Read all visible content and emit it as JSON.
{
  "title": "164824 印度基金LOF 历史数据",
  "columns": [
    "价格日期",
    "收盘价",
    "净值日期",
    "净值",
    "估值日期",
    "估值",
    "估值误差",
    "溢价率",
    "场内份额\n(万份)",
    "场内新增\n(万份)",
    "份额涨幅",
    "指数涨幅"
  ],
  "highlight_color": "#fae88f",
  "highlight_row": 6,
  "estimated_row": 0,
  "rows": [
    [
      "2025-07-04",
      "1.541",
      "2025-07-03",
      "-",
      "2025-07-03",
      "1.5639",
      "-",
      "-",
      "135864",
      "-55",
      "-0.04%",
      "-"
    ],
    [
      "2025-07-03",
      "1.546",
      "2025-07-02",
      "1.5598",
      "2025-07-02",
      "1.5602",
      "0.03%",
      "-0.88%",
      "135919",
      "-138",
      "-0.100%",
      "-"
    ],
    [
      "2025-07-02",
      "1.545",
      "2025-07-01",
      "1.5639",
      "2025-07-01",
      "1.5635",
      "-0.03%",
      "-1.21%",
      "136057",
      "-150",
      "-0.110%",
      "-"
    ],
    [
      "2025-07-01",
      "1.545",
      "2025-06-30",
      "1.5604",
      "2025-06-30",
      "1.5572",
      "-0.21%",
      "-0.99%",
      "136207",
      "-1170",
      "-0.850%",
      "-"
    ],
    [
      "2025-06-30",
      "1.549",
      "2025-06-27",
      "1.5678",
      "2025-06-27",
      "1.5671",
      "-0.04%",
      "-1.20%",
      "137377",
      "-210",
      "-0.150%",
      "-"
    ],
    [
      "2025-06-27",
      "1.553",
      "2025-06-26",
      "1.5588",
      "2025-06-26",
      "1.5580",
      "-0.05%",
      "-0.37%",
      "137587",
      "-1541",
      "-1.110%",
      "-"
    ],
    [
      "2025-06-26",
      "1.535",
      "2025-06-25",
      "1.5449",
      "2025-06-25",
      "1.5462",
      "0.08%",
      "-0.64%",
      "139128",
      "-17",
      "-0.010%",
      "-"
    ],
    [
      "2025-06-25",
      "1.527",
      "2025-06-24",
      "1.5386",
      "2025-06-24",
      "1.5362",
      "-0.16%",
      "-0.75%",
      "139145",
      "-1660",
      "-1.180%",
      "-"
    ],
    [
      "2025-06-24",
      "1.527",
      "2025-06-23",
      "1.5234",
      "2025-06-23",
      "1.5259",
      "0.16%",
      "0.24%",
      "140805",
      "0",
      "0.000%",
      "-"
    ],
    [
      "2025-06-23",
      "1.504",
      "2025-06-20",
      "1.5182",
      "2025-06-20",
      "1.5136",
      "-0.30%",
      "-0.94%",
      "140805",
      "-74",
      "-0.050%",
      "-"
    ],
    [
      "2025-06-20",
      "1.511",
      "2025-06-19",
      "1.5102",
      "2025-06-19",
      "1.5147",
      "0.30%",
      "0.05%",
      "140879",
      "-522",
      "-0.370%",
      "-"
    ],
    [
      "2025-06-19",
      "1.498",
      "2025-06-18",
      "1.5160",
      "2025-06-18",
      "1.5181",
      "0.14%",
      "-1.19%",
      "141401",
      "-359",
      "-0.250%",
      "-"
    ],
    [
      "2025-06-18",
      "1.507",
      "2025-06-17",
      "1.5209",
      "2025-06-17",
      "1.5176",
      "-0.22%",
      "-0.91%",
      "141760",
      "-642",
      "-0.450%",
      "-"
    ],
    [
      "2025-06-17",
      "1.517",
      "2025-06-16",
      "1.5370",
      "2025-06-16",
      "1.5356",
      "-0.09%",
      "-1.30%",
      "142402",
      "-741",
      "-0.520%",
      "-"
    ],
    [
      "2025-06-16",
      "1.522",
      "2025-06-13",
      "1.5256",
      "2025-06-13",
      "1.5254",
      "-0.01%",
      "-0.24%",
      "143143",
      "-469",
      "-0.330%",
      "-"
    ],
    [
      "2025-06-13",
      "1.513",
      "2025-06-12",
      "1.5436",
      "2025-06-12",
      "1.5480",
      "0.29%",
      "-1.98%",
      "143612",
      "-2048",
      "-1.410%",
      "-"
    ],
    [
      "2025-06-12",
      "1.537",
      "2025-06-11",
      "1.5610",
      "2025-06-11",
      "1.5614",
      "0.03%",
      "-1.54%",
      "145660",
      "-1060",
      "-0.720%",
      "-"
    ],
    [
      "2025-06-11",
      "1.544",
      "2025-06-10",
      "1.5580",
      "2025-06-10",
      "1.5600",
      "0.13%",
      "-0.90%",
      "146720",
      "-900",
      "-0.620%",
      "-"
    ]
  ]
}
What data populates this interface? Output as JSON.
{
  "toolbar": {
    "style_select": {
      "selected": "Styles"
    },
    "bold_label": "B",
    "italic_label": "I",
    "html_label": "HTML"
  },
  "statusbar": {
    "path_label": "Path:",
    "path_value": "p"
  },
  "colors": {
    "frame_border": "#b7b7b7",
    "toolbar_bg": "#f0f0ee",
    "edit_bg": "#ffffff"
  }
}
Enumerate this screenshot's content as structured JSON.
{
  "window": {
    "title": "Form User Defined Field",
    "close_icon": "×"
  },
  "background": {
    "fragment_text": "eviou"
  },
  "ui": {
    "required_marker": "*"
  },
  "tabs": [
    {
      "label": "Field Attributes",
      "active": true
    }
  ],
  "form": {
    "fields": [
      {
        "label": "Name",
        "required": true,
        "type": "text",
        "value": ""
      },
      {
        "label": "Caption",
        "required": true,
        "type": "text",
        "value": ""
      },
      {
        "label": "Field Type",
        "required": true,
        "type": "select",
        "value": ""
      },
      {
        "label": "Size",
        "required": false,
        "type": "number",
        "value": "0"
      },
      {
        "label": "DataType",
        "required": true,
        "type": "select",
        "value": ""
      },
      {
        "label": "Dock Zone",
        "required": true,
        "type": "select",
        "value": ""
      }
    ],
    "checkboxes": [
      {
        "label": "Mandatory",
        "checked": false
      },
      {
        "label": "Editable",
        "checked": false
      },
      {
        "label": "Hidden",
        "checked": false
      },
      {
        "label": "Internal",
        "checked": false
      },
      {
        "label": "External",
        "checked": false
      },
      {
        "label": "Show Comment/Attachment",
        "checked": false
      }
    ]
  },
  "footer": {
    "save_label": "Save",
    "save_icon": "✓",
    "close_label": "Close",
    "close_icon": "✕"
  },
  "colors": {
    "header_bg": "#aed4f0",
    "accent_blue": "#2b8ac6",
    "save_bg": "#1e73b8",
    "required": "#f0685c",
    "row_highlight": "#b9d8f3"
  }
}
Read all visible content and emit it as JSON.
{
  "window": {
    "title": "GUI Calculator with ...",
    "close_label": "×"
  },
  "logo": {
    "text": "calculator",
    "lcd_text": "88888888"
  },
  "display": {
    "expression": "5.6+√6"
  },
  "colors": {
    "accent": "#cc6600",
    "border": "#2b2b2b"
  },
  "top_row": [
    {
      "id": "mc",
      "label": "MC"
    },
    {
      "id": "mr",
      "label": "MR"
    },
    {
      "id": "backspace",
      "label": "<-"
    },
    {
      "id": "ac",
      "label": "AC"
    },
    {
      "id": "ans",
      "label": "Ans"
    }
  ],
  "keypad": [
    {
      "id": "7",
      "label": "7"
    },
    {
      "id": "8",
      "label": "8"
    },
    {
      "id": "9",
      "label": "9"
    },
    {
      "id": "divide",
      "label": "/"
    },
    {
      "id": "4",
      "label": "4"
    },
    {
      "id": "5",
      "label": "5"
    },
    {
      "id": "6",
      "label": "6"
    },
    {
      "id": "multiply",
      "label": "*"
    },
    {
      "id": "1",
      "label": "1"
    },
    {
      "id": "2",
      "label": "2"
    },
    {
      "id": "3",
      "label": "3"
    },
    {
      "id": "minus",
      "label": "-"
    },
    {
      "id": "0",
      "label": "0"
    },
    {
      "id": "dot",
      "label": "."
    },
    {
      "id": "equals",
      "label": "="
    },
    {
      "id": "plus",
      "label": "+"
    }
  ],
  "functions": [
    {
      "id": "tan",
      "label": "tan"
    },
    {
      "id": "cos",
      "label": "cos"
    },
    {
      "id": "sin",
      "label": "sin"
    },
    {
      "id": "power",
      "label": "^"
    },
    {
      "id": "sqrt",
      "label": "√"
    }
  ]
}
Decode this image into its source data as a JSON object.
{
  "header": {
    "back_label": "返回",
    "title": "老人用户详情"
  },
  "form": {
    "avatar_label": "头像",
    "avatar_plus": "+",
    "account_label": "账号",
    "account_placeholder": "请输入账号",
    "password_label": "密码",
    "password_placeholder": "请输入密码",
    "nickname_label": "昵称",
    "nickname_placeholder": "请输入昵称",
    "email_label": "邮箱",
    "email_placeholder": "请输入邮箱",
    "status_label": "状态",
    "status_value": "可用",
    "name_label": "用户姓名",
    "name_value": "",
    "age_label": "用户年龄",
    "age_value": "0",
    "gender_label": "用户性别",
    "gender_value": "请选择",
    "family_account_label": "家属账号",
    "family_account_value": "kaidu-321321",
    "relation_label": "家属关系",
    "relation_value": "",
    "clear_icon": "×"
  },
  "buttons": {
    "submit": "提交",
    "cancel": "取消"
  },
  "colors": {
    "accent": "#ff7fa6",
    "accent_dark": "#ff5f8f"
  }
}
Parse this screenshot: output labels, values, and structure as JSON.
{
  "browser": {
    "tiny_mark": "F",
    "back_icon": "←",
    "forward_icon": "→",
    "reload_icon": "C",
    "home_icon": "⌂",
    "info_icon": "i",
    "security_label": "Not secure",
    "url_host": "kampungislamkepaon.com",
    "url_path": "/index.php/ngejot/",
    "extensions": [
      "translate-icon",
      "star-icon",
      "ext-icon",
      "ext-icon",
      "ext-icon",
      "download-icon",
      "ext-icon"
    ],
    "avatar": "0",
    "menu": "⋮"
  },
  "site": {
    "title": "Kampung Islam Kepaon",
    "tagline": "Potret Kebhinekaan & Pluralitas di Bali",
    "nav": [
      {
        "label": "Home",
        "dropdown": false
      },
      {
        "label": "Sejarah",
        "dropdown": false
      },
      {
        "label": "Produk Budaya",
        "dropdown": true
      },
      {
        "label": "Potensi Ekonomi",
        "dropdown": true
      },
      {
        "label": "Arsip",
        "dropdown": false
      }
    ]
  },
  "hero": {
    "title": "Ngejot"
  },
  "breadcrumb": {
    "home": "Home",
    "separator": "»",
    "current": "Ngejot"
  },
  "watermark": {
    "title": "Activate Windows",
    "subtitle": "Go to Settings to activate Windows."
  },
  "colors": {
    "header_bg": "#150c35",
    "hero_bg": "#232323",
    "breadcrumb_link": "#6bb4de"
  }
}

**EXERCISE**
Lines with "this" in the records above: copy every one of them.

**RESULT BELOW**
What data populates this interface? Output as JSON.
Enumerate this screenshot's content as structured JSON.
Decode this image into its source data as a JSON object.
Parse this screenshot: output labels, values, and structure as JSON.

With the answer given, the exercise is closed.